Electrifying buildings should be a huge priority for facility managers for many reasons. The main one is that by using renewably produced electricity to heat buildings instead of carbon spewing natural gas, electrification can quite literally save the world from climate change.
But a recent campaign to highlight the importance of electrifying buildings can also help save the world in another way. Noted environmentalist Bill McKibbon has started a campaign called Heat Pumps for Peace and Freedom. The goal is to get the Biden Administration to enact the Defense Production Act to have companies build heat pumps to send to Europeans for free or at a very reduced cost. McKibbon draws a parallel between his idea and the World War II-era Lead-Lease program. The idea is that with enough European heat pumps in place, Europe could effectively cut off the spigot of Russian natural gas.

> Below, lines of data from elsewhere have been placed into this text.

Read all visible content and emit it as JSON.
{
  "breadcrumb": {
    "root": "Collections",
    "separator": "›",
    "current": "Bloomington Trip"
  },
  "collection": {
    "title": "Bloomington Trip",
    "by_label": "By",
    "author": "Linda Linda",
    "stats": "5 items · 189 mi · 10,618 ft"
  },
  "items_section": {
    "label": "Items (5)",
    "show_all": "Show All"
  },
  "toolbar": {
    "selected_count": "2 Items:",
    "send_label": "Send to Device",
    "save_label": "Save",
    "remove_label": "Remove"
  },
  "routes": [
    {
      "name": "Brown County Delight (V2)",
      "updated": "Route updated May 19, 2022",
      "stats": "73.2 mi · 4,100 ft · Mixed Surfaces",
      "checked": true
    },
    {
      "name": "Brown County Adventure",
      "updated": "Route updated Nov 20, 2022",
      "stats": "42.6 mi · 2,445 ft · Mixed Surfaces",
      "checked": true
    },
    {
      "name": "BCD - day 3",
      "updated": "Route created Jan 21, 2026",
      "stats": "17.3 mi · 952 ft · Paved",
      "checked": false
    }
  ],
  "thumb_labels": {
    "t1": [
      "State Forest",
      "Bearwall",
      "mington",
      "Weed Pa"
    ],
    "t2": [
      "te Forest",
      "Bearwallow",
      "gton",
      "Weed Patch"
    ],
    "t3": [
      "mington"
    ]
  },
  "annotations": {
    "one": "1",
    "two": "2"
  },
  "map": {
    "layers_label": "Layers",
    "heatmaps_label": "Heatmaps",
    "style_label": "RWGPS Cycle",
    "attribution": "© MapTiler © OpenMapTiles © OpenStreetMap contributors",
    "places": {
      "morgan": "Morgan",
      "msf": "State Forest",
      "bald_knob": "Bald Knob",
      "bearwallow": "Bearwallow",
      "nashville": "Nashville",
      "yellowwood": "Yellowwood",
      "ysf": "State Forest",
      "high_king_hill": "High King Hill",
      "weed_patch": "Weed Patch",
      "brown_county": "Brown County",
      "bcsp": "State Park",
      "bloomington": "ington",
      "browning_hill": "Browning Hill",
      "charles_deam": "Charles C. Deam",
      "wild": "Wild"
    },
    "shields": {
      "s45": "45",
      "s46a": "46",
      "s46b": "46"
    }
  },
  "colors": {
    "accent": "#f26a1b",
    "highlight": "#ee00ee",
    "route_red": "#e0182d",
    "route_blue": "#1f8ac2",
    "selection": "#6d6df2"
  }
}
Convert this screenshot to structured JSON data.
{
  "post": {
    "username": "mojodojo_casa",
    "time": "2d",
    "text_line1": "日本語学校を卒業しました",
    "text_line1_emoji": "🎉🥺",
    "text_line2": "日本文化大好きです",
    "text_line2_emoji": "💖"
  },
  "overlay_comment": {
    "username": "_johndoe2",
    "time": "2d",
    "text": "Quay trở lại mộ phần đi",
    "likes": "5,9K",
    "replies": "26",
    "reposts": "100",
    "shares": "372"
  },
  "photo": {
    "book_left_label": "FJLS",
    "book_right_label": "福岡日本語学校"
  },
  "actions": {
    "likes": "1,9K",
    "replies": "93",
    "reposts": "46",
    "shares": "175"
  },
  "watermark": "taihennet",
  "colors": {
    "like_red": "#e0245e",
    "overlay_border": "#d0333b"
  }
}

The benefits for the U.S. would be many, as well, McKibben argues. Not only would production on such a mass scale stimulate the U.S. economy, it would also accelerate the growth of the use of heat pumps and the electrification of buildings here, which has the overarching benefit of slowing climate change.
McKibbon’s idea is nothing if not inventive. According to the Washington Post, it’s caught the attention of the Biden Administration, which is “studying” the idea. In early March, 200 environmental organizations sent a letter to President Biden urging him to adopt the idea. And in late March, five senators sent a similar letter to Biden expressing support for Heat Pumps for Peace and Freedom.
Still, adoption is a longshot. But as McKibbon says, “We’ve got to do all that we can do—this is as dark a moment as we’ve faced in many ways, with the specter of nuclear conflict and the climate crisis mixing in truly horrifying fashion.”
He continues: “We can do this. Biden could make good on some of his energy promises and some of his manufacturing promises; we could peacefully punch Putin in the kidneys, doing him severe damage without raising the odds of nuclear war; and we could even start to head off the instability and war that will invariably accompany the climate crisis.”
Greg Zimmerman is editor, FacilitiesNet.com and Building Operating Management.